Climatic Change

, Volume 17, Issue 1, pp 49–67

Climate change impacts on Laurentian Great Lakes levels

Authors

  • Holly C. Hartmann
    • Great Lakes Environmental Research Laboratory, National Oceanic and Atmospheric Administration
Article

DOI: 10.1007/BF00149000

Cite this article as:
Hartmann, H.C. Climatic Change (1990) 17: 49. doi:10.1007/BF00149000

Abstract

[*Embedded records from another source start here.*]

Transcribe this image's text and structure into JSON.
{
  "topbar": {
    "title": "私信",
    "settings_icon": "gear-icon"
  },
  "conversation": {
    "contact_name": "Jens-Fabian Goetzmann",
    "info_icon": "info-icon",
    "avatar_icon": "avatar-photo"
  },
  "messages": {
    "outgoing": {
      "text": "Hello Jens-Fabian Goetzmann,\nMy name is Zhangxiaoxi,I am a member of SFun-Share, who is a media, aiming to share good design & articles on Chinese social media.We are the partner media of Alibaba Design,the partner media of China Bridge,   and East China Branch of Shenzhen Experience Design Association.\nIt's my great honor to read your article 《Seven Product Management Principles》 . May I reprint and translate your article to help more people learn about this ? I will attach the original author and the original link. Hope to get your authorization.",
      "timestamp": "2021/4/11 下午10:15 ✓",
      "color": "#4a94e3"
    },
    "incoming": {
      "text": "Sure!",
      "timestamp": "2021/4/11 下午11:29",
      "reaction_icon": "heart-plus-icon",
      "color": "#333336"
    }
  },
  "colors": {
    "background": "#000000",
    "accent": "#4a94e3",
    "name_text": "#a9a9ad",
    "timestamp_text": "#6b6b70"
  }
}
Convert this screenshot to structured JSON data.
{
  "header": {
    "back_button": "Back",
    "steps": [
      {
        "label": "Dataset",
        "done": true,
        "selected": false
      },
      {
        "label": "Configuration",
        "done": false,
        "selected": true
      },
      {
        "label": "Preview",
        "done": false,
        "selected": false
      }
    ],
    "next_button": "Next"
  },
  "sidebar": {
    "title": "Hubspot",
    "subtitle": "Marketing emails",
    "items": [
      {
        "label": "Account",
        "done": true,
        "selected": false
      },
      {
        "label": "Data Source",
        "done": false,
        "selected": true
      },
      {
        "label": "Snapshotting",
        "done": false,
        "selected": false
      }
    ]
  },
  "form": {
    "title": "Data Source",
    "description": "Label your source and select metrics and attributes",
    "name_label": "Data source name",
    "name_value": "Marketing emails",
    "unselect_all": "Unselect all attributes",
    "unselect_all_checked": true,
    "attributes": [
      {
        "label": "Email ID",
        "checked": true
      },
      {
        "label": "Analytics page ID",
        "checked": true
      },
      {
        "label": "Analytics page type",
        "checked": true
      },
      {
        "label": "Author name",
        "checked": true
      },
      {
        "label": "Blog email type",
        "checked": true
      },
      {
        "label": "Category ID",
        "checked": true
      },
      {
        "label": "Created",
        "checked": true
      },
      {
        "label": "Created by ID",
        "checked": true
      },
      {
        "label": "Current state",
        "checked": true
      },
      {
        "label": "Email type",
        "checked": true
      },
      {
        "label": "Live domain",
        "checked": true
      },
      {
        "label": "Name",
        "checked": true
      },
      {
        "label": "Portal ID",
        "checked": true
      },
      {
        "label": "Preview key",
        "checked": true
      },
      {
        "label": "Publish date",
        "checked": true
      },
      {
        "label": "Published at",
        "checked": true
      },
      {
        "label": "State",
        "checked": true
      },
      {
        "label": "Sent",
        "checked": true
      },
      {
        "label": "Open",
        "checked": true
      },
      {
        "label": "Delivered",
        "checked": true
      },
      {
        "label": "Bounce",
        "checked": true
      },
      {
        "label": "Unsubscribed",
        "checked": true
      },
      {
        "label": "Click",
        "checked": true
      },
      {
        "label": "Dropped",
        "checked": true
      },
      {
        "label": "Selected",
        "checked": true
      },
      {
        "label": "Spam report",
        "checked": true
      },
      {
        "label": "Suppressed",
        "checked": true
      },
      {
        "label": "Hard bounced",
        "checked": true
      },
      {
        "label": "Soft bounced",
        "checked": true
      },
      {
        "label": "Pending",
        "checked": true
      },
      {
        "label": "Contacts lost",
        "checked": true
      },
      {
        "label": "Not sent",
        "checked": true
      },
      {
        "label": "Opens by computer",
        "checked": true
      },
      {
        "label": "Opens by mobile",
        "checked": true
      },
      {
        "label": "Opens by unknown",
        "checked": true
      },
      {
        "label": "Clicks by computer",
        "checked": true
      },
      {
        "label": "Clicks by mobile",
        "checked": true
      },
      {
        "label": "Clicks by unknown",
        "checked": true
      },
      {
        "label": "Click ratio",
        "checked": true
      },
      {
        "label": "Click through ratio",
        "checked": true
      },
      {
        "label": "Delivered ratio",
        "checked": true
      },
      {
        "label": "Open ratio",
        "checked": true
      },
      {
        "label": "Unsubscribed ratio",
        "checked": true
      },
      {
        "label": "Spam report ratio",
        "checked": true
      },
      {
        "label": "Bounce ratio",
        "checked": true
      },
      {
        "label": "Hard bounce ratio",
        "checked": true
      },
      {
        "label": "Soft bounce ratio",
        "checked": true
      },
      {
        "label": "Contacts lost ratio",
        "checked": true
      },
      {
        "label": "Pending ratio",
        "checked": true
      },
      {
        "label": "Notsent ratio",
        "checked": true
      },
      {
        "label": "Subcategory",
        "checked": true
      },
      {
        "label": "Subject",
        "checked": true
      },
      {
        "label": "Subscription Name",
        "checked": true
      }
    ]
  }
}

Scenarios of water supplies reflecting CO2-induced climatic change are used to determine potential impacts on levels of the Laurentian Great Lakes and likely water management policy implications. The water supplies are based on conceptual models that link climate change scenarios from general circulation models to estimates of basin runoff, overlake precipitation, and lake evaporation. The water supply components are used in conjunction with operational regulation plans and hydraulic routing models of outlet and connecting channel flows to estimate water levels on Lakes Superior, Michigan, Huron, St. Clair, Erie, and Ontario. Three steady-state climate change scenarios, corresponding to modeling a doubling of atmospheric CO2, are compared to a steady-state simulation obtained with historical data representing an unchanged atmosphere. One transient climate change scenario, representing a modeled transition from present conditions to doubled CO2 concentrations, is compared to a transient simulation with historical data. The environmental, socioeconomic, and policy implications of the climate change effects modeled herein suggest that new paradigms in water management will be required to address the prospective increased allocation conflicts between users of the Great Lakes.

Copyright information

© Kluwer Academic Publishers 1990